● What needs to be done: Every entry in the data is to be written out exactly; no picture belongs in the copy.

● Entries provided:
- - - - - - -

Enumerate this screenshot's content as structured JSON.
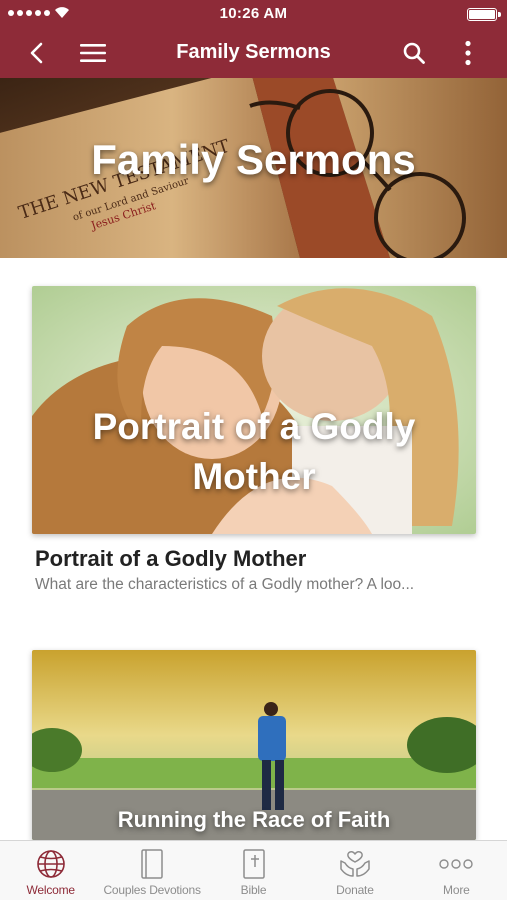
{
  "status_bar": {
    "time": "10:26 AM",
    "battery_level": 1.0
  },
  "nav": {
    "title": "Family Sermons",
    "icons": [
      "back-icon",
      "hamburger-menu-icon",
      "search-icon",
      "more-vertical-icon"
    ]
  },
  "banner": {
    "title": "Family Sermons",
    "image": "bible-and-glasses-photo",
    "book_text": [
      "THE NEW TESTAMENT",
      "of our Lord and Saviour",
      "Jesus Christ"
    ]
  },
  "cards": [
    {
      "overlay_title": "Portrait of a Godly Mother",
      "title": "Portrait of a Godly Mother",
      "description": "What are the characteristics of a Godly mother? A loo...",
      "image": "mother-and-daughter-photo"
    },
    {
      "overlay_title": "Running the Race of Faith",
      "image": "runner-on-road-photo"
    }
  ],
  "tabs": [
    {
      "label": "Welcome",
      "icon": "globe-icon",
      "active": true
    },
    {
      "label": "Couples Devotions",
      "icon": "book-icon",
      "active": false
    },
    {
      "label": "Bible",
      "icon": "bible-cross-icon",
      "active": false
    },
    {
      "label": "Donate",
      "icon": "giving-hands-icon",
      "active": false
    },
    {
      "label": "More",
      "icon": "more-dots-icon",
      "active": false
    }
  ],
  "colors": {
    "brand": "#8e2b38",
    "tab_inactive": "#8d8d8d",
    "tab_active": "#8e2b38"
  }
}
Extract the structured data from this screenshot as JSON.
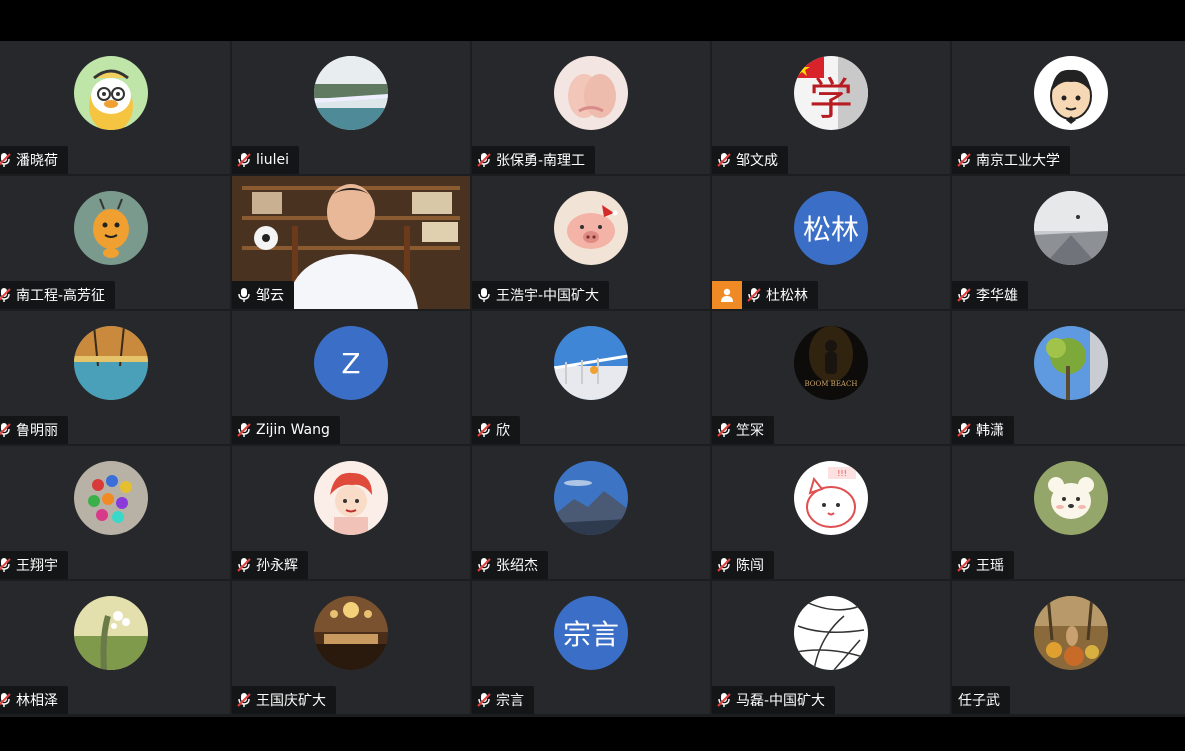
{
  "meeting": {
    "participants": [
      {
        "name": "潘晓荷",
        "muted": true,
        "avatar": "cartoon-duck-avatar"
      },
      {
        "name": "liulei",
        "muted": true,
        "avatar": "waterfall-photo-avatar"
      },
      {
        "name": "张保勇-南理工",
        "muted": true,
        "avatar": "hands-photo-avatar"
      },
      {
        "name": "邹文成",
        "muted": true,
        "avatar": "flag-xue-avatar"
      },
      {
        "name": "南京工业大学",
        "muted": true,
        "avatar": "cartoon-face-avatar"
      },
      {
        "name": "南工程-高芳征",
        "muted": true,
        "avatar": "cartoon-bee-avatar"
      },
      {
        "name": "邹云",
        "muted": false,
        "avatar": "video-feed"
      },
      {
        "name": "王浩宇-中国矿大",
        "muted": false,
        "avatar": "piglet-photo-avatar"
      },
      {
        "name": "杜松林",
        "muted": true,
        "avatar_text": "松林",
        "host": true
      },
      {
        "name": "李华雄",
        "muted": true,
        "avatar": "foggy-landscape-avatar"
      },
      {
        "name": "鲁明丽",
        "muted": true,
        "avatar": "autumn-lake-avatar"
      },
      {
        "name": "Zijin Wang",
        "muted": true,
        "avatar_text": "Z"
      },
      {
        "name": "欣",
        "muted": true,
        "avatar": "railing-sky-avatar"
      },
      {
        "name": "笁冞",
        "muted": true,
        "avatar": "boom-beach-avatar",
        "avatar_caption": "BOOM BEACH"
      },
      {
        "name": "韩潇",
        "muted": true,
        "avatar": "tree-sky-avatar"
      },
      {
        "name": "王翔宇",
        "muted": true,
        "avatar": "colored-balls-avatar"
      },
      {
        "name": "孙永辉",
        "muted": true,
        "avatar": "cartoon-redhair-avatar"
      },
      {
        "name": "张绍杰",
        "muted": true,
        "avatar": "mountain-sky-avatar"
      },
      {
        "name": "陈闯",
        "muted": true,
        "avatar": "cartoon-cat-avatar"
      },
      {
        "name": "王瑶",
        "muted": true,
        "avatar": "cartoon-bear-avatar"
      },
      {
        "name": "林相泽",
        "muted": true,
        "avatar": "flower-photo-avatar"
      },
      {
        "name": "王国庆矿大",
        "muted": true,
        "avatar": "hall-photo-avatar"
      },
      {
        "name": "宗言",
        "muted": true,
        "avatar_text": "宗言"
      },
      {
        "name": "马磊-中国矿大",
        "muted": true,
        "avatar": "line-sketch-avatar"
      },
      {
        "name": "任子武",
        "muted": false,
        "no_mic": true,
        "avatar": "autumn-leaves-avatar"
      }
    ]
  },
  "colors": {
    "tile_bg": "#26282b",
    "text_avatar_bg": "#3b6ec6",
    "host_badge": "#f08a24",
    "muted_icon": "#e04040"
  }
}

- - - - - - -

● Result of this task:
Enumerate this screenshot's content as structured JSON.
{
  "status_bar": {
    "time": "10:26 AM",
    "battery_level": 1.0
  },
  "nav": {
    "title": "Family Sermons",
    "icons": [
      "back-icon",
      "hamburger-menu-icon",
      "search-icon",
      "more-vertical-icon"
    ]
  },
  "banner": {
    "title": "Family Sermons",
    "image": "bible-and-glasses-photo",
    "book_text": [
      "THE NEW TESTAMENT",
      "of our Lord and Saviour",
      "Jesus Christ"
    ]
  },
  "cards": [
    {
      "overlay_title": "Portrait of a Godly Mother",
      "title": "Portrait of a Godly Mother",
      "description": "What are the characteristics of a Godly mother? A loo...",
      "image": "mother-and-daughter-photo"
    },
    {
      "overlay_title": "Running the Race of Faith",
      "image": "runner-on-road-photo"
    }
  ],
  "tabs": [
    {
      "label": "Welcome",
      "icon": "globe-icon",
      "active": true
    },
    {
      "label": "Couples Devotions",
      "icon": "book-icon",
      "active": false
    },
    {
      "label": "Bible",
      "icon": "bible-cross-icon",
      "active": false
    },
    {
      "label": "Donate",
      "icon": "giving-hands-icon",
      "active": false
    },
    {
      "label": "More",
      "icon": "more-dots-icon",
      "active": false
    }
  ],
  "colors": {
    "brand": "#8e2b38",
    "tab_inactive": "#8d8d8d",
    "tab_active": "#8e2b38"
  }
}
Extract the structured data from this screenshot as JSON.
{
  "meeting": {
    "participants": [
      {
        "name": "潘晓荷",
        "muted": true,
        "avatar": "cartoon-duck-avatar"
      },
      {
        "name": "liulei",
        "muted": true,
        "avatar": "waterfall-photo-avatar"
      },
      {
        "name": "张保勇-南理工",
        "muted": true,
        "avatar": "hands-photo-avatar"
      },
      {
        "name": "邹文成",
        "muted": true,
        "avatar": "flag-xue-avatar"
      },
      {
        "name": "南京工业大学",
        "muted": true,
        "avatar": "cartoon-face-avatar"
      },
      {
        "name": "南工程-高芳征",
        "muted": true,
        "avatar": "cartoon-bee-avatar"
      },
      {
        "name": "邹云",
        "muted": false,
        "avatar": "video-feed"
      },
      {
        "name": "王浩宇-中国矿大",
        "muted": false,
        "avatar": "piglet-photo-avatar"
      },
      {
        "name": "杜松林",
        "muted": true,
        "avatar_text": "松林",
        "host": true
      },
      {
        "name": "李华雄",
        "muted": true,
        "avatar": "foggy-landscape-avatar"
      },
      {
        "name": "鲁明丽",
        "muted": true,
        "avatar": "autumn-lake-avatar"
      },
      {
        "name": "Zijin Wang",
        "muted": true,
        "avatar_text": "Z"
      },
      {
        "name": "欣",
        "muted": true,
        "avatar": "railing-sky-avatar"
      },
      {
        "name": "笁冞",
        "muted": true,
        "avatar": "boom-beach-avatar",
        "avatar_caption": "BOOM BEACH"
      },
      {
        "name": "韩潇",
        "muted": true,
        "avatar": "tree-sky-avatar"
      },
      {
        "name": "王翔宇",
        "muted": true,
        "avatar": "colored-balls-avatar"
      },
      {
        "name": "孙永辉",
        "muted": true,
        "avatar": "cartoon-redhair-avatar"
      },
      {
        "name": "张绍杰",
        "muted": true,
        "avatar": "mountain-sky-avatar"
      },
      {
        "name": "陈闯",
        "muted": true,
        "avatar": "cartoon-cat-avatar"
      },
      {
        "name": "王瑶",
        "muted": true,
        "avatar": "cartoon-bear-avatar"
      },
      {
        "name": "林相泽",
        "muted": true,
        "avatar": "flower-photo-avatar"
      },
      {
        "name": "王国庆矿大",
        "muted": true,
        "avatar": "hall-photo-avatar"
      },
      {
        "name": "宗言",
        "muted": true,
        "avatar_text": "宗言"
      },
      {
        "name": "马磊-中国矿大",
        "muted": true,
        "avatar": "line-sketch-avatar"
      },
      {
        "name": "任子武",
        "muted": false,
        "no_mic": true,
        "avatar": "autumn-leaves-avatar"
      }
    ]
  },
  "colors": {
    "tile_bg": "#26282b",
    "text_avatar_bg": "#3b6ec6",
    "host_badge": "#f08a24",
    "muted_icon": "#e04040"
  }
}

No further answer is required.